Echoes of the Big Bang: Telescope captures 'oldest light' in the cosmos


THE EUROPEAN Space Agency (ESA) has released the first whole-universe image captured by the Planck satellite. Launched in 2009, its mission is to help cosmologists understand the very earliest years of the universe and explain why it is shaped the way it is today.

The striking image was released yesterday by ESA at the EuroScience Open Forum in Turin. It is the first of four or five full-sky surveys to be delivered by the satellite which orbits a point in space 1.5 million km away from Earth.

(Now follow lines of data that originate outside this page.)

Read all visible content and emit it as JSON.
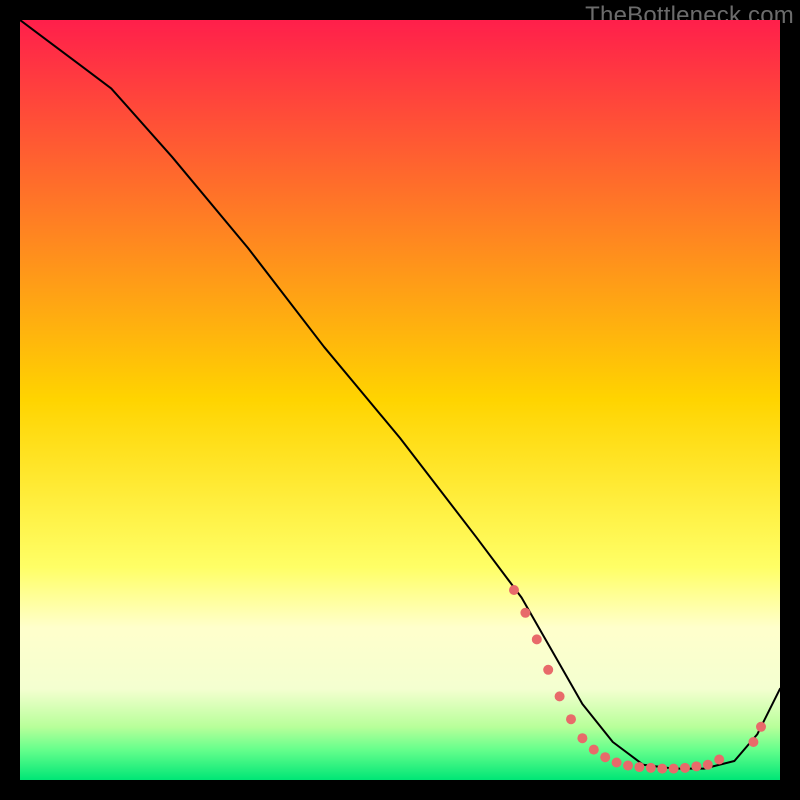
{
  "watermark": "TheBottleneck.com",
  "chart_data": {
    "type": "line",
    "title": "",
    "xlabel": "",
    "ylabel": "",
    "xlim": [
      0,
      100
    ],
    "ylim": [
      0,
      100
    ],
    "grid": false,
    "legend": false,
    "background_gradient": {
      "stops": [
        {
          "offset": 0.0,
          "color": "#ff1f4b"
        },
        {
          "offset": 0.5,
          "color": "#ffd400"
        },
        {
          "offset": 0.72,
          "color": "#ffff66"
        },
        {
          "offset": 0.8,
          "color": "#ffffcc"
        },
        {
          "offset": 0.88,
          "color": "#f4ffd0"
        },
        {
          "offset": 0.93,
          "color": "#b8ff9a"
        },
        {
          "offset": 0.96,
          "color": "#66ff8c"
        },
        {
          "offset": 1.0,
          "color": "#00e676"
        }
      ]
    },
    "series": [
      {
        "name": "bottleneck-curve",
        "color": "#000000",
        "width": 2,
        "x": [
          0,
          4,
          8,
          12,
          20,
          30,
          40,
          50,
          60,
          66,
          70,
          74,
          78,
          82,
          86,
          90,
          94,
          97,
          100
        ],
        "y": [
          100,
          97,
          94,
          91,
          82,
          70,
          57,
          45,
          32,
          24,
          17,
          10,
          5,
          2,
          1.5,
          1.5,
          2.5,
          6,
          12
        ]
      }
    ],
    "scatter": {
      "name": "highlight-dots",
      "color": "#e86a6a",
      "radius": 5,
      "points": [
        {
          "x": 65.0,
          "y": 25.0
        },
        {
          "x": 66.5,
          "y": 22.0
        },
        {
          "x": 68.0,
          "y": 18.5
        },
        {
          "x": 69.5,
          "y": 14.5
        },
        {
          "x": 71.0,
          "y": 11.0
        },
        {
          "x": 72.5,
          "y": 8.0
        },
        {
          "x": 74.0,
          "y": 5.5
        },
        {
          "x": 75.5,
          "y": 4.0
        },
        {
          "x": 77.0,
          "y": 3.0
        },
        {
          "x": 78.5,
          "y": 2.3
        },
        {
          "x": 80.0,
          "y": 1.9
        },
        {
          "x": 81.5,
          "y": 1.7
        },
        {
          "x": 83.0,
          "y": 1.6
        },
        {
          "x": 84.5,
          "y": 1.5
        },
        {
          "x": 86.0,
          "y": 1.5
        },
        {
          "x": 87.5,
          "y": 1.6
        },
        {
          "x": 89.0,
          "y": 1.8
        },
        {
          "x": 90.5,
          "y": 2.0
        },
        {
          "x": 92.0,
          "y": 2.7
        },
        {
          "x": 96.5,
          "y": 5.0
        },
        {
          "x": 97.5,
          "y": 7.0
        }
      ]
    }
  }
}
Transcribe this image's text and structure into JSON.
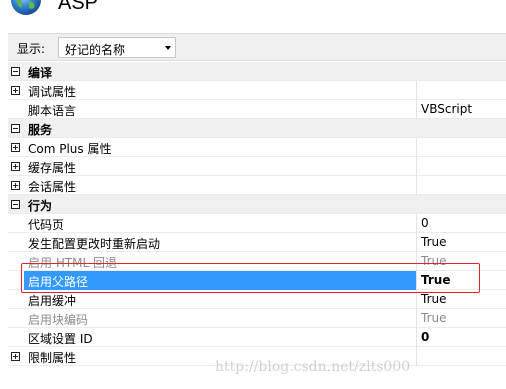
{
  "header": {
    "title": "ASP",
    "icon": "globe-icon"
  },
  "toolbar": {
    "display_label": "显示:",
    "sort_value": "好记的名称"
  },
  "grid": {
    "rows": [
      {
        "type": "category",
        "label": "编译",
        "expander": "minus"
      },
      {
        "type": "group",
        "label": "调试属性",
        "value": "",
        "expander": "plus"
      },
      {
        "type": "prop",
        "label": "脚本语言",
        "value": "VBScript"
      },
      {
        "type": "category",
        "label": "服务",
        "expander": "minus"
      },
      {
        "type": "group",
        "label": "Com Plus 属性",
        "value": "",
        "expander": "plus"
      },
      {
        "type": "group",
        "label": "缓存属性",
        "value": "",
        "expander": "plus"
      },
      {
        "type": "group",
        "label": "会话属性",
        "value": "",
        "expander": "plus"
      },
      {
        "type": "category",
        "label": "行为",
        "expander": "minus"
      },
      {
        "type": "prop",
        "label": "代码页",
        "value": "0"
      },
      {
        "type": "prop",
        "label": "发生配置更改时重新启动",
        "value": "True"
      },
      {
        "type": "prop",
        "label": "启用 HTML 回退",
        "value": "True",
        "dim": true
      },
      {
        "type": "prop",
        "label": "启用父路径",
        "value": "True",
        "selected": true
      },
      {
        "type": "prop",
        "label": "启用缓冲",
        "value": "True"
      },
      {
        "type": "prop",
        "label": "启用块编码",
        "value": "True",
        "dim": true
      },
      {
        "type": "prop",
        "label": "区域设置 ID",
        "value": "0",
        "bold_value": true
      },
      {
        "type": "group",
        "label": "限制属性",
        "value": "",
        "expander": "plus"
      }
    ]
  },
  "watermark": "http://blog.csdn.net/zlts000"
}
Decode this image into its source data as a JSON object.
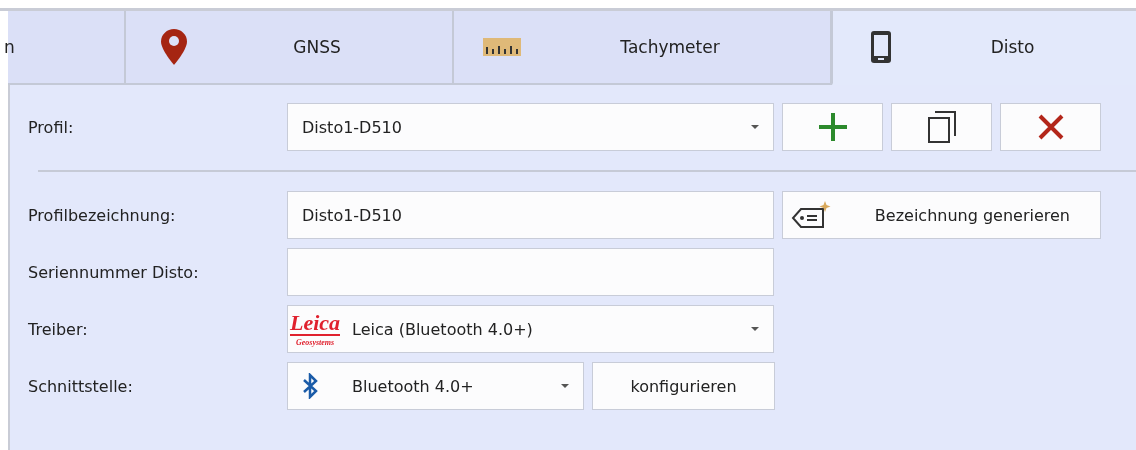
{
  "tabs": [
    {
      "label": "n",
      "selected": false
    },
    {
      "label": "GNSS",
      "selected": false
    },
    {
      "label": "Tachymeter",
      "selected": false
    },
    {
      "label": "Disto",
      "selected": true
    }
  ],
  "profile": {
    "label": "Profil:",
    "value": "Disto1-D510"
  },
  "rows": [
    {
      "label": "Profilbezeichnung:",
      "kind": "input",
      "value": "Disto1-D510",
      "button": "Bezeichnung generieren"
    },
    {
      "label": "Seriennummer Disto:",
      "kind": "input"
    },
    {
      "label": "Treiber:",
      "kind": "dropdown",
      "value": "Leica (Bluetooth 4.0+)",
      "logo": {
        "name": "Leica",
        "sub": "Geosystems"
      }
    },
    {
      "label": "Schnittstelle:",
      "kind": "dropdown",
      "value": "Bluetooth 4.0+",
      "button": "konfigurieren"
    }
  ]
}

If nothing else, it proved that all systems on board Planck are operating properly, Prof Nazzareno Mandolesi of the Italian National Institute of Astrophysics told the meeting in Turin. “The satellite is very healthy, the instruments are working perfectly.”

The satellite gathers monumental amounts of information but not of a kind that you can see. Instead of capturing visible wavelengths it sees only in the microwave range, something that enables it to read one of the most important cosmological clues about the origins of the universe, the cosmic microwave background.

This is a very faint heat signature left behind when the universe was formed in the Big Bang.

This involved a massive release of energy that changed into the matter in the universe we see today.

The satellite can pick up this faint heat signal even though it registers at less than 270 degrees below zero. Achieving this is akin to trying to feel the heat from a candle placed a mile away. Even so, being able to see that signal is very important because it tells scientists about a time just 379,000 years after the Big Bang, Prof Mandolesi said.

The heat from the Big Bang spread out in all directions and was intensely hot but, as it expanded, it cooled. The cooling was not uniform, however, and small hot spots formed. The temperature variations acted like little seeds where the matter we see in the universe today as galaxies, first started to cluster, he explained.

The Planck satellite can see the faint remnants of this temperature difference in the cosmic microwave background, and so can read where matter began to lump together.

Not all of the hot spots have matter associated with them today but many do, he said. It was not a one-for-one distribution, rather a physical process, he said.

Even so, it will help scientists work out why the universe eventually took the shape and structure it now has.

The data analysis of this first full survey by Planck will not be complete for about two years however, such is the volume of data to be studied.

The image shows two things, a side view of our Milky Way galaxy in the foreground, and the cosmic microwave background behind it. The galaxy shows as blue and white while the microwave background shows as red.

The line across the centre is the densely populated central slice of the galaxy.